Books-across-the-Sea Children's Book Collection
The Books-across-the-Sea programme, 1941-1984
The Books-across-the-Sea exchange programme was initiated in 1941 by a group of Americans who had remained in England (against their government's advice) after the outbreak of war in 1939. They formed the scheme as a response to the Transatlantic book famine caused by the war. At first this was difficult, with books often making the journey in the suitcases of those few people with reason to travel between the the two countries and having to compete for luggage space with many other items in short supply. The scheme was very popular, and developed after the war into a programme of exhibitions and bulk exchanges of books which were distributed via the headquarters of the English-Speaking Union in the respective countries to a network of schools, public libraries and ESU branches.

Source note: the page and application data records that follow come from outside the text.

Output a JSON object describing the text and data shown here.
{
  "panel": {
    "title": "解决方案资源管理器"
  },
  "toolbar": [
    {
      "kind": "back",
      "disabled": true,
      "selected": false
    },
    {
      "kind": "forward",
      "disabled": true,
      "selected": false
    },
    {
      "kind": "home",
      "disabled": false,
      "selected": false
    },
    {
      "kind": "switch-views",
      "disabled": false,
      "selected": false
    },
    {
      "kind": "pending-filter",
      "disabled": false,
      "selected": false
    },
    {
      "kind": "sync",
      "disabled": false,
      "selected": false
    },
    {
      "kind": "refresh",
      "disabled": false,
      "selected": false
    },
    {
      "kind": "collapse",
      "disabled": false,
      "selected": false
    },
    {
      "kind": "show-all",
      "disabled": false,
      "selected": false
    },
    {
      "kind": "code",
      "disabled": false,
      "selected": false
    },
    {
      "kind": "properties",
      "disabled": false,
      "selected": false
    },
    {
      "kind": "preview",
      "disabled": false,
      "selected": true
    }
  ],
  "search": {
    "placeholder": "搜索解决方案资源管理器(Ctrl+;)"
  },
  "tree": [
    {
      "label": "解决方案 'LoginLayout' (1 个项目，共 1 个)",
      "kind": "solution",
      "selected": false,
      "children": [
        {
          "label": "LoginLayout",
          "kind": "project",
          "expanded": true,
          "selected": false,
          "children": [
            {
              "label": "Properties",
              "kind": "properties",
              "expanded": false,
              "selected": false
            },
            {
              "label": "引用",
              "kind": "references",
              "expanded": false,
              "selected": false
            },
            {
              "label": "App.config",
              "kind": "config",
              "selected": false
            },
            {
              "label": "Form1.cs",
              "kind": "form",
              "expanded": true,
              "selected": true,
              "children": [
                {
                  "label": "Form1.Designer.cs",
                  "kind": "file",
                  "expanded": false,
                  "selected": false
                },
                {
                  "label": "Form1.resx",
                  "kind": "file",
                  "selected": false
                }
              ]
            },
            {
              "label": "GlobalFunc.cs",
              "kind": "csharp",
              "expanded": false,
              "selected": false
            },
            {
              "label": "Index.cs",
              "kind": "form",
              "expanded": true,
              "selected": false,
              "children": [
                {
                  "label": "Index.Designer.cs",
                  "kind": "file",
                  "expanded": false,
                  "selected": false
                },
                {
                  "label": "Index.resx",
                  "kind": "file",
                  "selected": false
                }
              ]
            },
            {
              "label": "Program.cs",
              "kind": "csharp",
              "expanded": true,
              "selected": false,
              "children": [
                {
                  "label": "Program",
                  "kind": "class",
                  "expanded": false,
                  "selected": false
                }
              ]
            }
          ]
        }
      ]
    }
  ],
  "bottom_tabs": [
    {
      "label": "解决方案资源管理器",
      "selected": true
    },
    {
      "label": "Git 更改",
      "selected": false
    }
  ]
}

The poet and publisher T.S. Eliot was the scheme's first president in Britain, and its chair was the typographer Beatrice Warde of Monotype.
Children's books (for 5-16 year olds) were exchanged with America, Canada and Australia as part of the Books-Across-the Sea scheme until 1984. Until recently the books were housed at the Page Memorial Library at Dartmouth House in London. Due to a lack of space, the Library Committee of the ESU sought to donate the collection to an institution which would keep the books together. The University of Kent, as a corporate member of the English-Speaking Union, agreed to accept the collection after consultation with the American Studies Department.

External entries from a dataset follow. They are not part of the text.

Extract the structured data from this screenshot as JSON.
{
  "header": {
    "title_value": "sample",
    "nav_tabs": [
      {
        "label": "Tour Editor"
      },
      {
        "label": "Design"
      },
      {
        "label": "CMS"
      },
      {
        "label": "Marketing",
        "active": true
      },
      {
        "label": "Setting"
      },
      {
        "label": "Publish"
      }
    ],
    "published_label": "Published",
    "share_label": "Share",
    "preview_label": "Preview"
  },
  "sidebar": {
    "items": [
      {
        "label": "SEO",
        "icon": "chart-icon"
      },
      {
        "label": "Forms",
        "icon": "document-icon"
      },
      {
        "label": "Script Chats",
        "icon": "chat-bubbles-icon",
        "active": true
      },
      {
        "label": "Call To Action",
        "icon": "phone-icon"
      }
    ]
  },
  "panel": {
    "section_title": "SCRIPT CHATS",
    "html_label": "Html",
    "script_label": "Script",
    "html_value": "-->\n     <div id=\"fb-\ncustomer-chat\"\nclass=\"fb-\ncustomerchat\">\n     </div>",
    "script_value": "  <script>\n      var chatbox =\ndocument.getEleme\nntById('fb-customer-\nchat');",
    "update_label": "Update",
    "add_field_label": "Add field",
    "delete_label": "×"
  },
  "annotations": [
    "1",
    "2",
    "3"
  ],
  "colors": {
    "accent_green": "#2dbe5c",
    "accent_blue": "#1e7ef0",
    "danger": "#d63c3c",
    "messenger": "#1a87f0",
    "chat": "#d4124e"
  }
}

The collection consists of 511 books, on a variety of subjects as well as fiction. There are volumes on American history, on the different nationalities who originally emigrated there, on politics, natural history and music. The collection also contains a number of biographies and books of children's poetry.

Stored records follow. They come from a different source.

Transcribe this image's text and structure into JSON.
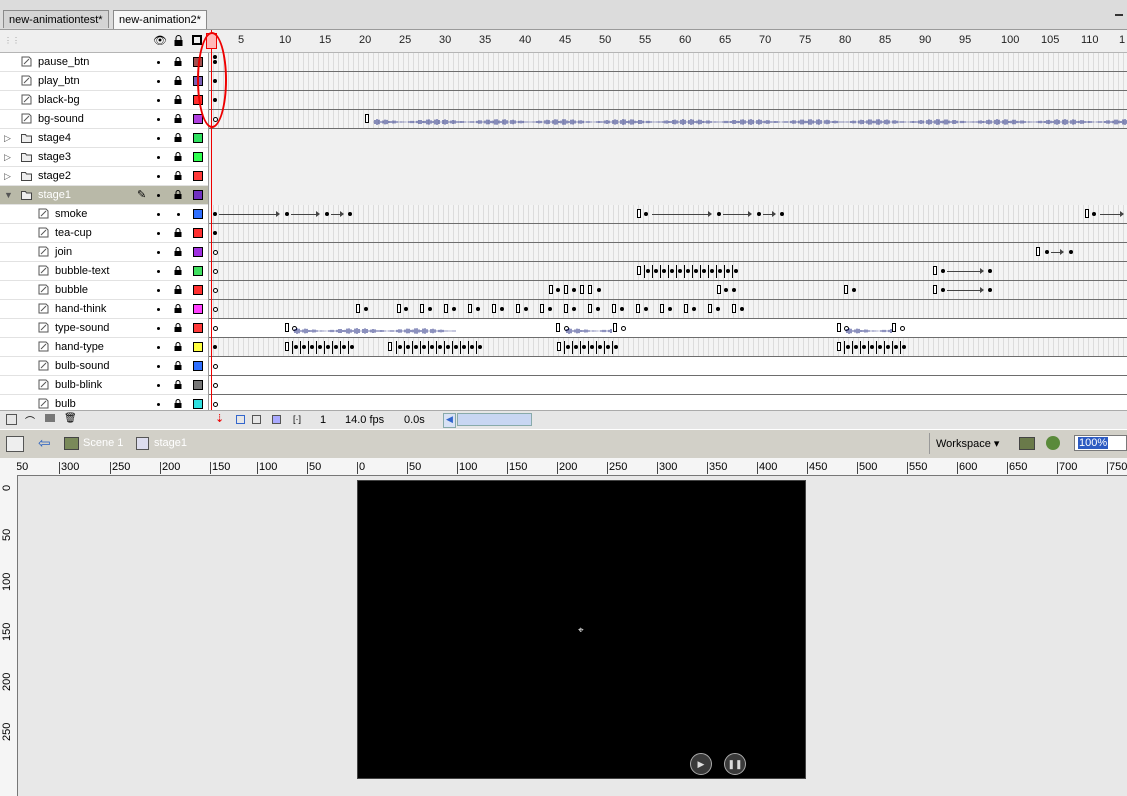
{
  "tabs": [
    "new-animationtest*",
    "new-animation2*"
  ],
  "timeline": {
    "frame_numbers": [
      "1",
      "5",
      "10",
      "15",
      "20",
      "25",
      "30",
      "35",
      "40",
      "45",
      "50",
      "55",
      "60",
      "65",
      "70",
      "75",
      "80",
      "85",
      "90",
      "95",
      "100",
      "105",
      "110",
      "1"
    ],
    "layers": [
      {
        "name": "pause_btn",
        "color": "#a05050",
        "kind": "layer"
      },
      {
        "name": "play_btn",
        "color": "#7a5fb5",
        "kind": "layer"
      },
      {
        "name": "black-bg",
        "color": "#ff3030",
        "kind": "layer"
      },
      {
        "name": "bg-sound",
        "color": "#b040e0",
        "kind": "layer"
      },
      {
        "name": "stage4",
        "color": "#30e060",
        "kind": "folder"
      },
      {
        "name": "stage3",
        "color": "#30ff50",
        "kind": "folder"
      },
      {
        "name": "stage2",
        "color": "#ff3a3a",
        "kind": "folder"
      },
      {
        "name": "stage1",
        "color": "#7030c0",
        "kind": "folder-open"
      },
      {
        "name": "smoke",
        "color": "#3070ff",
        "kind": "child"
      },
      {
        "name": "tea-cup",
        "color": "#ff3030",
        "kind": "child"
      },
      {
        "name": "join",
        "color": "#a030e0",
        "kind": "child"
      },
      {
        "name": "bubble-text",
        "color": "#40e060",
        "kind": "child"
      },
      {
        "name": "bubble",
        "color": "#ff3030",
        "kind": "child"
      },
      {
        "name": "hand-think",
        "color": "#ff40ff",
        "kind": "child"
      },
      {
        "name": "type-sound",
        "color": "#ff3a3a",
        "kind": "child"
      },
      {
        "name": "hand-type",
        "color": "#ffff40",
        "kind": "child"
      },
      {
        "name": "bulb-sound",
        "color": "#3070ff",
        "kind": "child"
      },
      {
        "name": "bulb-blink",
        "color": "#777777",
        "kind": "child"
      },
      {
        "name": "bulb",
        "color": "#30e0e0",
        "kind": "child"
      }
    ],
    "status": {
      "current_frame": "1",
      "fps": "14.0 fps",
      "elapsed": "0.0s"
    }
  },
  "edit_bar": {
    "scene": "Scene 1",
    "symbol": "stage1",
    "workspace": "Workspace",
    "zoom": "100%"
  },
  "rulers": {
    "h": [
      "50",
      "300",
      "250",
      "200",
      "150",
      "100",
      "50",
      "0",
      "50",
      "100",
      "150",
      "200",
      "250",
      "300",
      "350",
      "400",
      "450",
      "500",
      "550",
      "600",
      "650",
      "700",
      "750"
    ],
    "v": [
      "0",
      "50",
      "100",
      "150",
      "200",
      "250"
    ]
  }
}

So far the Templeman Library has been unable to find funding for the cataloguing of these volumes, but thanks to some data provided by the librarian of the ESU, Andrea Wathern, it has been possible to list brief records on a web page. These are listed in strict alphabetical order, and the file can be searched using your browser.